__Extracted records__:

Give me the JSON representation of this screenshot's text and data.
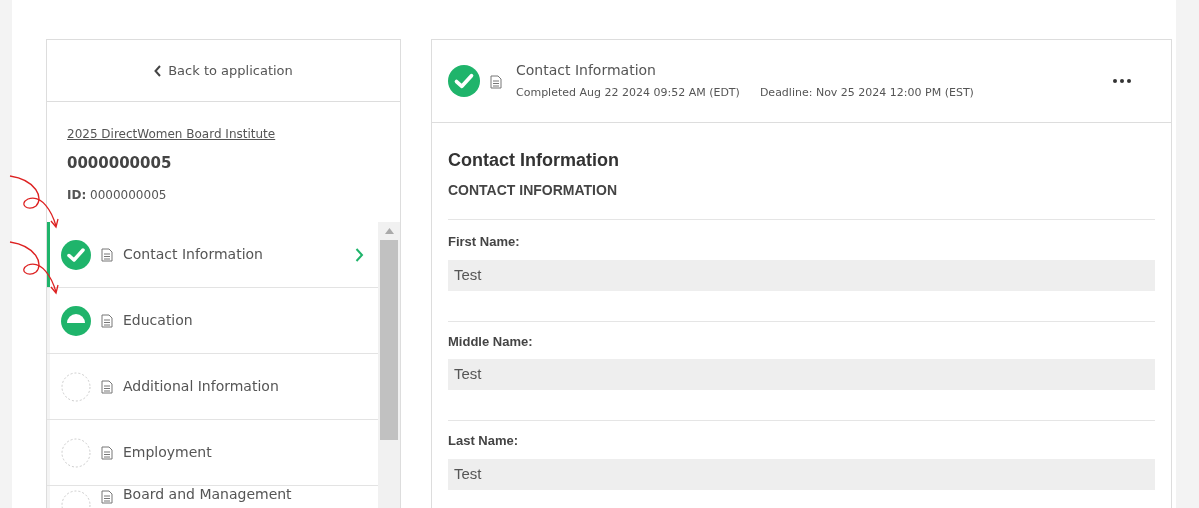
{
  "back_link": "Back to application",
  "application": {
    "program": "2025 DirectWomen Board Institute",
    "number": "0000000005",
    "id_label": "ID:",
    "id_value": "0000000005"
  },
  "sections": [
    {
      "label": "Contact Information",
      "kind": "complete",
      "selected": true
    },
    {
      "label": "Education",
      "kind": "partial",
      "selected": false
    },
    {
      "label": "Additional Information",
      "kind": "empty",
      "selected": false
    },
    {
      "label": "Employment",
      "kind": "empty",
      "selected": false
    },
    {
      "label": "Board and Management",
      "kind": "empty",
      "selected": false
    }
  ],
  "detail": {
    "kind": "complete",
    "title": "Contact Information",
    "completed": "Completed Aug 22 2024 09:52 AM (EDT)",
    "deadline": "Deadline: Nov 25 2024 12:00 PM (EST)",
    "heading": "Contact Information",
    "subheading": "CONTACT INFORMATION",
    "fields": [
      {
        "label": "First Name:",
        "value": "Test"
      },
      {
        "label": "Middle Name:",
        "value": "Test"
      },
      {
        "label": "Last Name:",
        "value": "Test"
      }
    ]
  }
}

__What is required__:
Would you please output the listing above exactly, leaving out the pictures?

__Task response__:
Give me the JSON representation of this screenshot's text and data.
{
  "back_link": "Back to application",
  "application": {
    "program": "2025 DirectWomen Board Institute",
    "number": "0000000005",
    "id_label": "ID:",
    "id_value": "0000000005"
  },
  "sections": [
    {
      "label": "Contact Information",
      "kind": "complete",
      "selected": true
    },
    {
      "label": "Education",
      "kind": "partial",
      "selected": false
    },
    {
      "label": "Additional Information",
      "kind": "empty",
      "selected": false
    },
    {
      "label": "Employment",
      "kind": "empty",
      "selected": false
    },
    {
      "label": "Board and Management",
      "kind": "empty",
      "selected": false
    }
  ],
  "detail": {
    "kind": "complete",
    "title": "Contact Information",
    "completed": "Completed Aug 22 2024 09:52 AM (EDT)",
    "deadline": "Deadline: Nov 25 2024 12:00 PM (EST)",
    "heading": "Contact Information",
    "subheading": "CONTACT INFORMATION",
    "fields": [
      {
        "label": "First Name:",
        "value": "Test"
      },
      {
        "label": "Middle Name:",
        "value": "Test"
      },
      {
        "label": "Last Name:",
        "value": "Test"
      }
    ]
  }
}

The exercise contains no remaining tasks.